→ EXERCISE:
Pull every line containing the word "clock" from the records.

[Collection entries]

************

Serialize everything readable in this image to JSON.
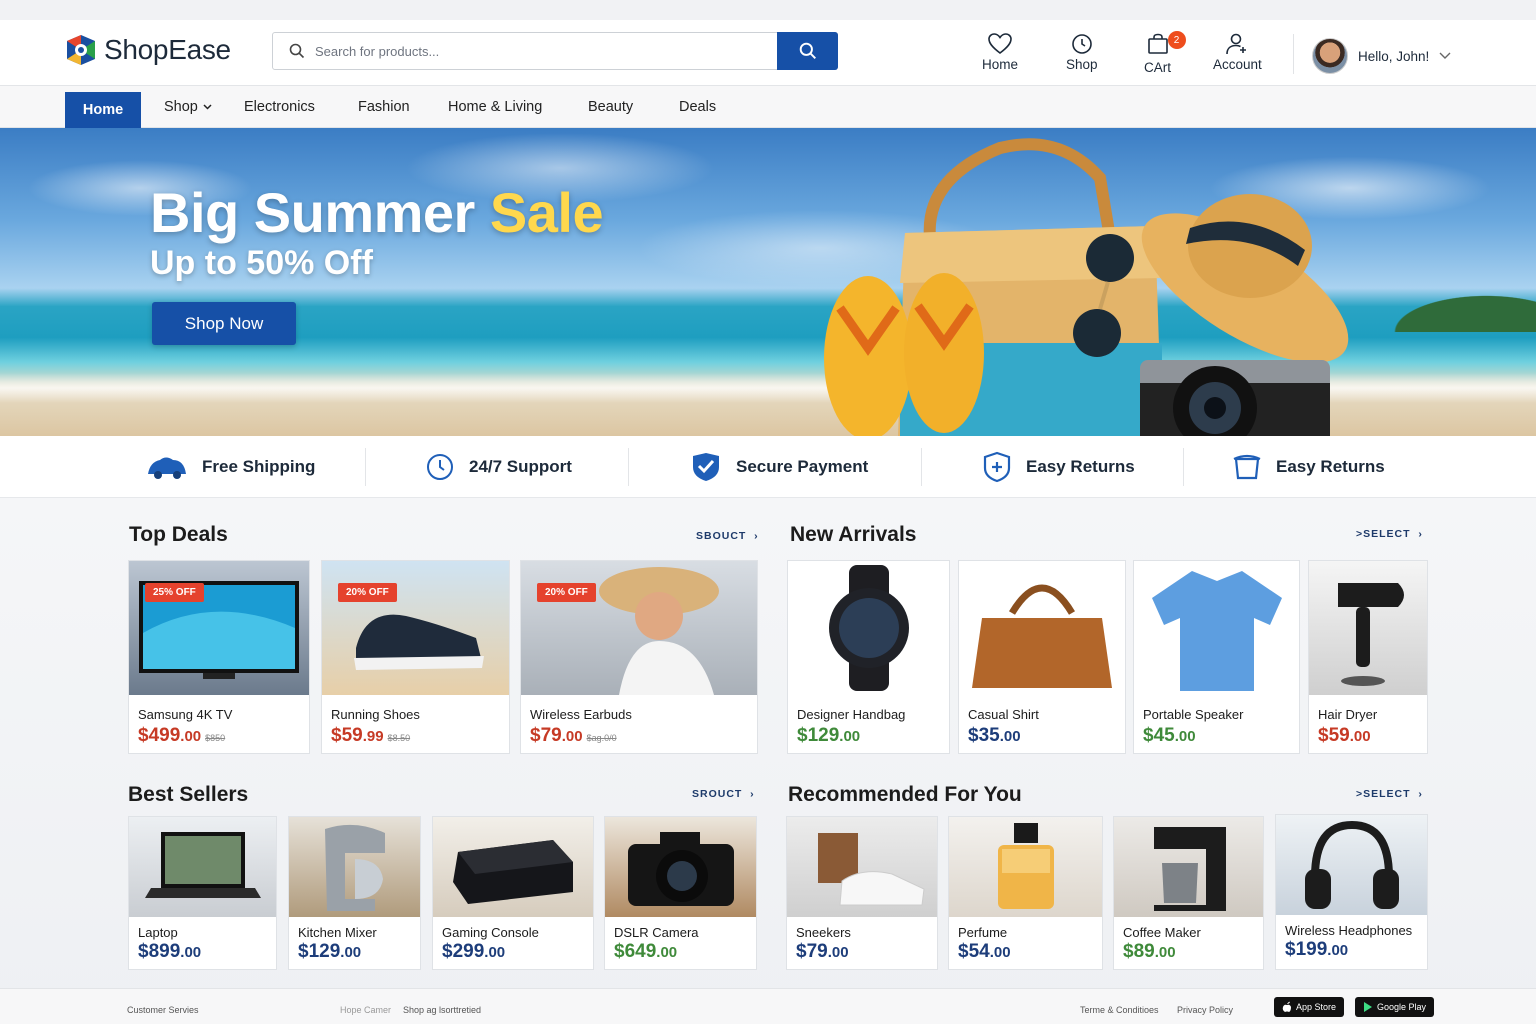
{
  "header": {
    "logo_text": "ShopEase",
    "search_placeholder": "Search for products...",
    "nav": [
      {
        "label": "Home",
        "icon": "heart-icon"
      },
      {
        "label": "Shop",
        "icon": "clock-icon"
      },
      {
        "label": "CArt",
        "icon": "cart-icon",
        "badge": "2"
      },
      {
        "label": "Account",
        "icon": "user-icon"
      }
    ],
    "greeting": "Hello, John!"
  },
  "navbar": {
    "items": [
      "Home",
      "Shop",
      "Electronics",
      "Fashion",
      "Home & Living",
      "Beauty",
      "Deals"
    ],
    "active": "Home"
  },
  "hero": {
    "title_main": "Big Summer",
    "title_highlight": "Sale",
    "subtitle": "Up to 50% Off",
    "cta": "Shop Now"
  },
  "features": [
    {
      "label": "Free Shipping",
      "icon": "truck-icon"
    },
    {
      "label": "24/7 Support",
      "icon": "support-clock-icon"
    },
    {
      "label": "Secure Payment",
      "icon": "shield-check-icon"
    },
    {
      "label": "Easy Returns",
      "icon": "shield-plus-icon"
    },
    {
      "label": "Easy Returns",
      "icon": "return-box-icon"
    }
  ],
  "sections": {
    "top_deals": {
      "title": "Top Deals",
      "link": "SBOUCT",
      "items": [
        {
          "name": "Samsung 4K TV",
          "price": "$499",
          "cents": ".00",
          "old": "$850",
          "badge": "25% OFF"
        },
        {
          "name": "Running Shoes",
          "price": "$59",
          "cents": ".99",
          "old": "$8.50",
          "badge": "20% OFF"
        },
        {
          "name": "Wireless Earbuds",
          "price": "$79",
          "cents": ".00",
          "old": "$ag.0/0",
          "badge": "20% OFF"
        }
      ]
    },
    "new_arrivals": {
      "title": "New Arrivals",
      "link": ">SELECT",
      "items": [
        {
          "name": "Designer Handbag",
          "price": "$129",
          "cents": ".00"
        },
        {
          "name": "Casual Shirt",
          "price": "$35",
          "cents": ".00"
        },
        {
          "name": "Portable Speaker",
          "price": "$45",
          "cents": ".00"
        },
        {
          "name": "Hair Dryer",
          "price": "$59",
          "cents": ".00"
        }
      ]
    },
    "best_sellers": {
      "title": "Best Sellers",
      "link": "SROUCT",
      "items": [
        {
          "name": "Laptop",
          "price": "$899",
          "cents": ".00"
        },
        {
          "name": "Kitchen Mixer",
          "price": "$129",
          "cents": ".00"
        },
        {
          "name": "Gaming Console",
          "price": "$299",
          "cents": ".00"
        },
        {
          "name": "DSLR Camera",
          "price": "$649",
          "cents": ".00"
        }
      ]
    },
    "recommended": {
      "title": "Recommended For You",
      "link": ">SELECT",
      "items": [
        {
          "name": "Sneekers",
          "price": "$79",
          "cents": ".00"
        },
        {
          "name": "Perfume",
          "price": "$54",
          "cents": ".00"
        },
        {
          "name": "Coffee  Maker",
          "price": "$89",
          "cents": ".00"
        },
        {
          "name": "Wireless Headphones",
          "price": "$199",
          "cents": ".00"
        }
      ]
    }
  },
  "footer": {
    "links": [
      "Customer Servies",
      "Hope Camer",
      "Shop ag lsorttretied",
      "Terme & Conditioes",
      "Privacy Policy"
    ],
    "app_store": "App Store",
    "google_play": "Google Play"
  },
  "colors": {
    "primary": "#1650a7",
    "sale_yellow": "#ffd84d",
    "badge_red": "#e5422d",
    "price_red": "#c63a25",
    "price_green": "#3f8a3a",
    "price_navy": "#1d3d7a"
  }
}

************

→ PROBLEM SOLUTION:
        "icon": "clock-icon"
      "icon": "support-clock-icon"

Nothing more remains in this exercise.